> [Exercise requirements]
The sole answer should be the number of lines in the material below that hold "Bluetooth".

_____

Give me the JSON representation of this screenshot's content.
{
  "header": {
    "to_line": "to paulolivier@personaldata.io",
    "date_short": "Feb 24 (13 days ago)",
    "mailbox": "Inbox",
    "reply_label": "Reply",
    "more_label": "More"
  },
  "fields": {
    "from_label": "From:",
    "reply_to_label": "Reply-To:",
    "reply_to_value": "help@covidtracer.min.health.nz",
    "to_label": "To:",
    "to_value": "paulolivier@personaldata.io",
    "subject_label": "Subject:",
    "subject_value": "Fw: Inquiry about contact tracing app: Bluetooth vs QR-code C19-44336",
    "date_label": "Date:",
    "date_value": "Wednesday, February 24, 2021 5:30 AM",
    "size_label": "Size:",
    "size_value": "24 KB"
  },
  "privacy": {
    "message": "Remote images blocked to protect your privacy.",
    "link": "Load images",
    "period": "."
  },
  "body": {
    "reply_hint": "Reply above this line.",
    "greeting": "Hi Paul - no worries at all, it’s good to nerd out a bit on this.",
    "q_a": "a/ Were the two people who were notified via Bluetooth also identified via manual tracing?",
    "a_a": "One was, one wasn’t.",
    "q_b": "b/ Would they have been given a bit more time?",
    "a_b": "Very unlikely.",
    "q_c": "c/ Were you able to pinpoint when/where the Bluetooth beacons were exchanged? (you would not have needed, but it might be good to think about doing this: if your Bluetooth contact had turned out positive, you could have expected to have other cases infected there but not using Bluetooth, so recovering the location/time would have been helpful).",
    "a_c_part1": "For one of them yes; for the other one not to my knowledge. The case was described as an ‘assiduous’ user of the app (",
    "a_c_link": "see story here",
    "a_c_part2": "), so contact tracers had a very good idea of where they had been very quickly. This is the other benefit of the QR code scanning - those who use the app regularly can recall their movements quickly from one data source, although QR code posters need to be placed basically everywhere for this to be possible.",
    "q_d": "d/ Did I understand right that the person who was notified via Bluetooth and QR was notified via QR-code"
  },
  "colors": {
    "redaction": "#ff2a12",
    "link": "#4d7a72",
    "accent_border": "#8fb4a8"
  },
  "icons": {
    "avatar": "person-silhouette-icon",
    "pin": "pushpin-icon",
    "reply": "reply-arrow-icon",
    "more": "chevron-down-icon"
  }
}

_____

> [Task response]
4